[Data extracted from a collection]
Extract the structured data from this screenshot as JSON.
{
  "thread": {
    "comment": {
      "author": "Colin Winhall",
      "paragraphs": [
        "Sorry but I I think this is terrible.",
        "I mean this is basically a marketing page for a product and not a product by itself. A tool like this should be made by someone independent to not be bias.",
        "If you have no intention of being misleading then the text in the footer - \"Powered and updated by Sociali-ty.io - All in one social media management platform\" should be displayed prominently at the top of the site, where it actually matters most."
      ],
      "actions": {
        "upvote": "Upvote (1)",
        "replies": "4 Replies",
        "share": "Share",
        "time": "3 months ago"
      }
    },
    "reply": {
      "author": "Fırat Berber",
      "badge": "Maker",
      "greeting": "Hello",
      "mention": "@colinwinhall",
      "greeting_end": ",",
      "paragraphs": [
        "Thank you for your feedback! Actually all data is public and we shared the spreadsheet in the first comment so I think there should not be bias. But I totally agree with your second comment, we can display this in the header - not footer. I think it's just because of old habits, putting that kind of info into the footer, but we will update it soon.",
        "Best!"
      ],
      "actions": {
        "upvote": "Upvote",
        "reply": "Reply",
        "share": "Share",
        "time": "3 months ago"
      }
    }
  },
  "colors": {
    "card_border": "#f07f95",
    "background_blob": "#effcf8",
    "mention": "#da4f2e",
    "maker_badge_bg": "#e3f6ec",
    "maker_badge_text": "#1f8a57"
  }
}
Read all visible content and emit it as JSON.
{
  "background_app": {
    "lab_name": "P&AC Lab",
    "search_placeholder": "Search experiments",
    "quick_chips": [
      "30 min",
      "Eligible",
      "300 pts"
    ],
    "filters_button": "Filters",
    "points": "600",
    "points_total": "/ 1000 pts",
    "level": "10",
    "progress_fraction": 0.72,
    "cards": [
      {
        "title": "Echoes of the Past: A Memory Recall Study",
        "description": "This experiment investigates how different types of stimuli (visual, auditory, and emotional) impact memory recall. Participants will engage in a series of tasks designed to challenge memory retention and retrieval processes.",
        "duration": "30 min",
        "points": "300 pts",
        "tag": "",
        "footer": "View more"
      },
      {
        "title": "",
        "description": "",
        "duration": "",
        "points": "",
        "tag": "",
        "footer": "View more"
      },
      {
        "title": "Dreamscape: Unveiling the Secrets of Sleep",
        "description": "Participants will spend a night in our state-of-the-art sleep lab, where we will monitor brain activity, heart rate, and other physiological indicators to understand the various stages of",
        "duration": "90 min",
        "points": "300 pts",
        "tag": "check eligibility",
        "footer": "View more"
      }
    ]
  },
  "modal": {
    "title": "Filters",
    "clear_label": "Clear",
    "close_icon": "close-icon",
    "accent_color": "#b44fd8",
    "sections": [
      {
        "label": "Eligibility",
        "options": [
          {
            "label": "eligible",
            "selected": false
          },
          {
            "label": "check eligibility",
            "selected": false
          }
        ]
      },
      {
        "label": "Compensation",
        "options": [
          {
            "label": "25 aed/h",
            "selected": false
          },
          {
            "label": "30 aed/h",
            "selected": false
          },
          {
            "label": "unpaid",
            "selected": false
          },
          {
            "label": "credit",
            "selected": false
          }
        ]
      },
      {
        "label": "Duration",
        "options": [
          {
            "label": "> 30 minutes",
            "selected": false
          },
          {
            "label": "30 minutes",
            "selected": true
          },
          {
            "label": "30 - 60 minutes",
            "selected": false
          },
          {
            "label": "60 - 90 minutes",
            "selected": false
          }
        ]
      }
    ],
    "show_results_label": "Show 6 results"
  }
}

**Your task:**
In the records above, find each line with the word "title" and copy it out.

**Answer box:**
        "title": "Echoes of the Past: A Memory Recall Study",
        "title": "",
        "title": "Dreamscape: Unveiling the Secrets of Sleep",
    "title": "Filters",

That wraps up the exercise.